In the past few years there have been a number of cases regarding individuals expressing their religious beliefs in the workplace and to what extent this should be accommodated by the employer, the most famous perhaps being the case of Eweida which concerned the wearing of a cross by a British Airways flight attendant over her uniform.
The latest case to touch upon this issue is Mbuyi v Newpark Childcare (Shepherds Bush) Ltd, which was heard by the Watford Employment Tribunal. Miss Mbuyi, an evangelical Christian, was employed as a nursery assistant. During a conversation with one of her colleagues, LP, who is a lesbian, Miss Mbuyi expressed her belief that homosexuality was a sin and that God did not approve of her living with another woman. LP complained and the Employer treated this as harassment on the grounds of sexual orientation. In response to this, Miss Mbuyi stated that she was simply responding honestly to a question posed by LP. The Employer dismissed Miss Mbuyi on the grounds that her comments constituted unlawful discrimination and that she had targeted LP because she was a lesbian.
The Tribunal decided that, in context, Miss Mbuyi had not discriminated against LP in the comments she made. The conversation in question was found to have been instigated by LP in that she had asked Miss Mbuyi about her Church and whether, given her sexual orientation, she would be welcomed and if God was okay with her living with another woman, to which she responded that God would not be okay with that. Miss Mbuyi also said to LP that “we are all sinners”. These points were not investigated further by the Employer to see if LP agreed with this version of events and why she may have asked these questions.

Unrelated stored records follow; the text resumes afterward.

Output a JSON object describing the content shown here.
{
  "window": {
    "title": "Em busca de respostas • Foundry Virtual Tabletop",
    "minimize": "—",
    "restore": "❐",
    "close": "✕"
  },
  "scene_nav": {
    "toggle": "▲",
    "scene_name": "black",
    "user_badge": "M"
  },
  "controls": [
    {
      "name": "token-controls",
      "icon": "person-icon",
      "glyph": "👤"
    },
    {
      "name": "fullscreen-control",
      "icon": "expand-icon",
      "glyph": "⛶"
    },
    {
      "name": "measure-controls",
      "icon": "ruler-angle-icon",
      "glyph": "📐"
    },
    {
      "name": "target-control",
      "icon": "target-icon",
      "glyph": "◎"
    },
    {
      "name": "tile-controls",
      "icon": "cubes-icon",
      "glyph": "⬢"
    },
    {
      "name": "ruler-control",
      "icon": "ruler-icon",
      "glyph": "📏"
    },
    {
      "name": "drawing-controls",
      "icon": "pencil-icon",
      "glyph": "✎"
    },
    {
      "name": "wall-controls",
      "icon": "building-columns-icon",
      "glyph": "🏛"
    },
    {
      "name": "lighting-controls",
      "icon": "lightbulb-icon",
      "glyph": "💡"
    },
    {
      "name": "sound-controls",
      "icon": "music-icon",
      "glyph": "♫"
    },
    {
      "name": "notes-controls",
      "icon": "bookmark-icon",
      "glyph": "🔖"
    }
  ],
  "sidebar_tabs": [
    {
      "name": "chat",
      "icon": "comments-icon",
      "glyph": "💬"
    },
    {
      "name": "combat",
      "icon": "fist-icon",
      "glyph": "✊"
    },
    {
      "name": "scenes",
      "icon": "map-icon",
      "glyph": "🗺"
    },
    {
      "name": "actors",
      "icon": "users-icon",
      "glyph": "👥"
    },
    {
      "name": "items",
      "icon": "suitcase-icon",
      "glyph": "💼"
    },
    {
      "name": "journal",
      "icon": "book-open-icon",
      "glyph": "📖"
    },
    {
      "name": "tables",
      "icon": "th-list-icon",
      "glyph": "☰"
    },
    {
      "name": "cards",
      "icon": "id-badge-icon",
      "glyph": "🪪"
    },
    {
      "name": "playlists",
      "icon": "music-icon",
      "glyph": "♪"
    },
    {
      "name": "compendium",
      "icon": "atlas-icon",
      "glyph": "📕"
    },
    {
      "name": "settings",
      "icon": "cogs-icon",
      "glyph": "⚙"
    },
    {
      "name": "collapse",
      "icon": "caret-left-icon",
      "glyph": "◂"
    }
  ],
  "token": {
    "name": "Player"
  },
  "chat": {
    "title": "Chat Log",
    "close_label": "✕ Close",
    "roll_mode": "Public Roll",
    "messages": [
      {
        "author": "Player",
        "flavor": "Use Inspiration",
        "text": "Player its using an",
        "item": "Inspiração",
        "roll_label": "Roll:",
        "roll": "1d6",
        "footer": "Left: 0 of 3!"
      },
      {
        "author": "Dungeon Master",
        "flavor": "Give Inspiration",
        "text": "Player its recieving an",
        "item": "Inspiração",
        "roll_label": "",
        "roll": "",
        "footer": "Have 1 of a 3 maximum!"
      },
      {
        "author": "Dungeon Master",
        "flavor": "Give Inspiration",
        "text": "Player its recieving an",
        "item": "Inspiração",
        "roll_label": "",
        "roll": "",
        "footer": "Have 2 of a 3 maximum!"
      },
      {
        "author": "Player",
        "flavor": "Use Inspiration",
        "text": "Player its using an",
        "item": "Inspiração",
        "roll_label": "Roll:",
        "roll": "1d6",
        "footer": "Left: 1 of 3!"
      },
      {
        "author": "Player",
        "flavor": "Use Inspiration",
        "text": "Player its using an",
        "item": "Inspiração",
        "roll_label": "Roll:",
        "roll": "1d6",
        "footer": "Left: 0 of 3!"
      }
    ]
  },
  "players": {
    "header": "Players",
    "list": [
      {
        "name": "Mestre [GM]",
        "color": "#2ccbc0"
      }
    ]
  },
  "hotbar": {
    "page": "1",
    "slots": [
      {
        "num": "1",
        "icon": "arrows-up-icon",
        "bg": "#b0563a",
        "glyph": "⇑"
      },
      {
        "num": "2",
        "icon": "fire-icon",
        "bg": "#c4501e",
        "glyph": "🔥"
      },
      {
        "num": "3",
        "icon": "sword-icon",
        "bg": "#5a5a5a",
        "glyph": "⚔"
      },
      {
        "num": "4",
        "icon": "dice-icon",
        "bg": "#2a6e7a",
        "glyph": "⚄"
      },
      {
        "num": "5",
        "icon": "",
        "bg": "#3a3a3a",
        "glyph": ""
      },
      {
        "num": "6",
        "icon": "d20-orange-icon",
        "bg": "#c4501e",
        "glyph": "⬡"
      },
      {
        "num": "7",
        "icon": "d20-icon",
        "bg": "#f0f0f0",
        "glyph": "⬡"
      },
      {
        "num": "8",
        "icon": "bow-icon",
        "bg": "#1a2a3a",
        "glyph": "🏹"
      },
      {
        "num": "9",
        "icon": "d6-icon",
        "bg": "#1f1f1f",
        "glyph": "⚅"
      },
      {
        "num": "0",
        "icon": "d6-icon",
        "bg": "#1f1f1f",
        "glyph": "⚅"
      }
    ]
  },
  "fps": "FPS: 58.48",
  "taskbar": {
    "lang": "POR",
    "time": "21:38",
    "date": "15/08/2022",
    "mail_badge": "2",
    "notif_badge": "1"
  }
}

A further problem for the Employer was the line of questioning taken during the disciplinary hearing, where Miss Mbuyi was asked whether she thought LP was wicked, to which she responded “Yes, we are all wicked”. This appeared to be questioning what she believed rather than how she expressed her beliefs in the workplace. In addition to this, the Employer had taken into account a number of historic incidences which, on the evidence available to the employer at the time, could not have been reasonably upheld.
Given the procedural failings in the process, the unsubstantiated allegations and the line of questioning taken, the Tribunal took the view that the Employer had made a number of stereotypical assumptions about Miss Mbuyi and her beliefs in that any comments or actions by Miss Mbuyi which could be connected to LP’s sexuality were to be construed negatively, with the employer’s approach suggesting that they did not agree with her views and took action accordingly. No action was taken against LP for taking the conversation into what could be perceived to be an inappropriate arena. The Tribunal therefore held that Miss Mbuyi’s dismissal was because of her beliefs and was therefore discriminatory on the grounds of her religion.
This can be a very tricky area to deal with. On the one hand, individuals are entitled to hold and express their beliefs. However, care must be taken not to infringe upon other people’s rights by doing so. The Tribunal gave some valuable guidance in this matter, stating:
“The [Employer] should, perhaps, have involved LP as well as [Miss Mbuyi], when considering responsibility for taking the conversation into an inappropriate arena. Both could have been asked to confirm that discussing matters of religion, sex and sexuality at work was inappropriate and would not be repeated.”
If a situation arises where an individual has expressed a view based on, for example, their religious beliefs and someone has taken offence, it will be necessary to investigate the matter fully to establish the full facts before deciding on whether any action is required.